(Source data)
+ + + + +

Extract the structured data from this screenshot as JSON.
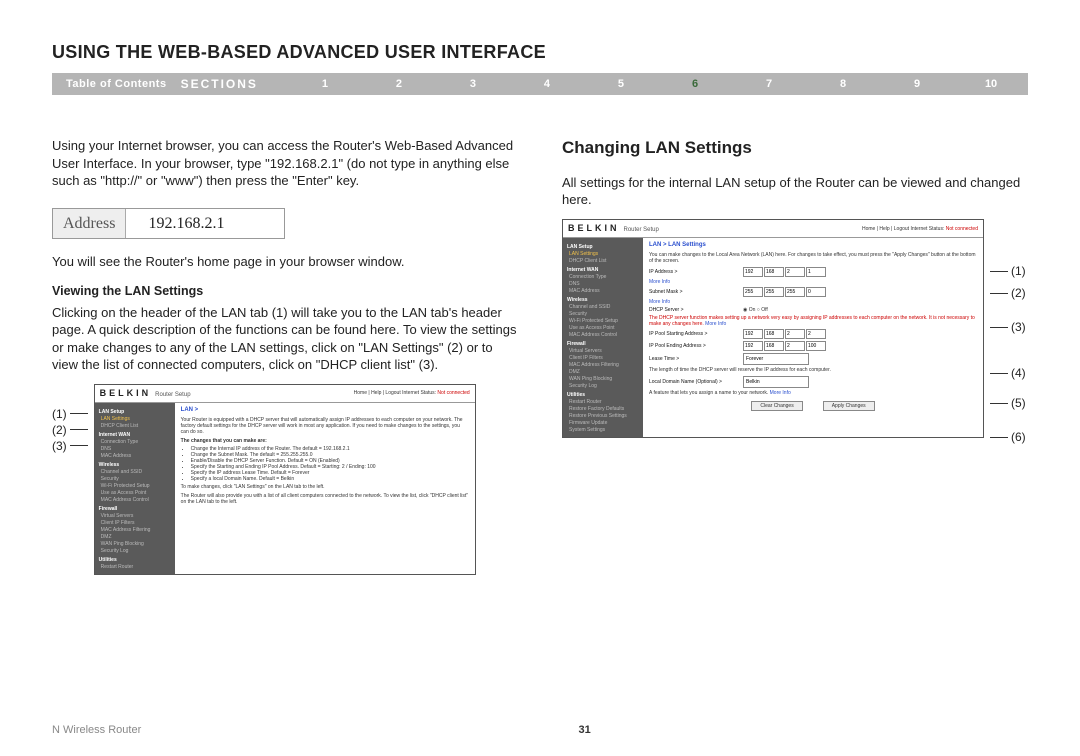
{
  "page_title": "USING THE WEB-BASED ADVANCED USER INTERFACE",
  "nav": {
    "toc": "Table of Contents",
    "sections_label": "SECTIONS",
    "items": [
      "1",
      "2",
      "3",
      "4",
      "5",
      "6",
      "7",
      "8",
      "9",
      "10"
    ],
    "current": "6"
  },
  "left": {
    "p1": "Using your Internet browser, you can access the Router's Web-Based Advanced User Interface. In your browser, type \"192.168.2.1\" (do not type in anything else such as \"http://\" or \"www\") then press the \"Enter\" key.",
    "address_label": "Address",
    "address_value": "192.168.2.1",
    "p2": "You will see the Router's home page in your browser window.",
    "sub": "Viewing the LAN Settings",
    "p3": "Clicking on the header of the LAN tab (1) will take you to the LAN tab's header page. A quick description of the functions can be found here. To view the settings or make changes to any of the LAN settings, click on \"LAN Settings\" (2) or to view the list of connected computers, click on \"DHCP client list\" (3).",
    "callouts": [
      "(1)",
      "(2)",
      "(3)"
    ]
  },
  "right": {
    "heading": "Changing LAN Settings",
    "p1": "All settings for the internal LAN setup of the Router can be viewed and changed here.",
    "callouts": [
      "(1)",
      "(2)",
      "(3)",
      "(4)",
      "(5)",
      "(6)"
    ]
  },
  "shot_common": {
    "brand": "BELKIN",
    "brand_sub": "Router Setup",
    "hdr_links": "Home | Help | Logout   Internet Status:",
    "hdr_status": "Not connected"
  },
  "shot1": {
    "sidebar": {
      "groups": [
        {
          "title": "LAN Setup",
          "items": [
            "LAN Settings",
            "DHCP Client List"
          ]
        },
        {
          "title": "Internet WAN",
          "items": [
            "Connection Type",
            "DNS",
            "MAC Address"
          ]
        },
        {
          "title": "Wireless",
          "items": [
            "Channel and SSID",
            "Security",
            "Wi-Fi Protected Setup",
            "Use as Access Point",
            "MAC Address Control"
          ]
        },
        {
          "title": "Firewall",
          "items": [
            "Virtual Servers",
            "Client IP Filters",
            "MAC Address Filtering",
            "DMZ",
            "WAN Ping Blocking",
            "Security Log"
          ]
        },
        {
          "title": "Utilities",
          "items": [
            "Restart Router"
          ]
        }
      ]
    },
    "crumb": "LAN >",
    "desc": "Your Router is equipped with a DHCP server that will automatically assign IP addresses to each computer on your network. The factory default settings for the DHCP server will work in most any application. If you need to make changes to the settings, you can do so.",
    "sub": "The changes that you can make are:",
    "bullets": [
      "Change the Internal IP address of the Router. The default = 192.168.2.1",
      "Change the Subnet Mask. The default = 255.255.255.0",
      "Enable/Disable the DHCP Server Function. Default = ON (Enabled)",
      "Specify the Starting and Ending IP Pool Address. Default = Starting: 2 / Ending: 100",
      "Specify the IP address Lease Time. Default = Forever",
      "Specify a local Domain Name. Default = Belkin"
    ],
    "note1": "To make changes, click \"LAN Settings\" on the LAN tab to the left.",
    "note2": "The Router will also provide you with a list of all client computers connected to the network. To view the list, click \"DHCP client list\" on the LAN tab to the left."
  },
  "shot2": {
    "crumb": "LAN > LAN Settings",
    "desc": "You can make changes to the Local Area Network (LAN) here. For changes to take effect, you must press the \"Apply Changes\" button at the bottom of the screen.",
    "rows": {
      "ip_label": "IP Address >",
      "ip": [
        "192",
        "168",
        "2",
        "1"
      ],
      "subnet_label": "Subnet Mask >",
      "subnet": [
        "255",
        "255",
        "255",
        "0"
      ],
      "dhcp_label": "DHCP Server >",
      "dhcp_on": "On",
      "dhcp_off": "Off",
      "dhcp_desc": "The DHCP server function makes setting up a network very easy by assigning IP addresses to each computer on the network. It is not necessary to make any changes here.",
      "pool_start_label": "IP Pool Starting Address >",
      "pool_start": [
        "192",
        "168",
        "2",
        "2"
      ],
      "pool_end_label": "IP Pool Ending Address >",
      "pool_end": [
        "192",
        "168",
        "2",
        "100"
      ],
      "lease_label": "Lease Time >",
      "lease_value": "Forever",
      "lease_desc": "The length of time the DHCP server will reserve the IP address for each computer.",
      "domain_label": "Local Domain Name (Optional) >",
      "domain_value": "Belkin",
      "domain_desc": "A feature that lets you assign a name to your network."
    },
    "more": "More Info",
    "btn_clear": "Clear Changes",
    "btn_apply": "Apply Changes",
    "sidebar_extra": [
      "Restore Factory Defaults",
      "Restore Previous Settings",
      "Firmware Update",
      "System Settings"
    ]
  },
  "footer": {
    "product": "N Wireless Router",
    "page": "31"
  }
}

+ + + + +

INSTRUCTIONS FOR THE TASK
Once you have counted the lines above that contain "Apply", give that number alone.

RESULT OF THIS EXERCISE
2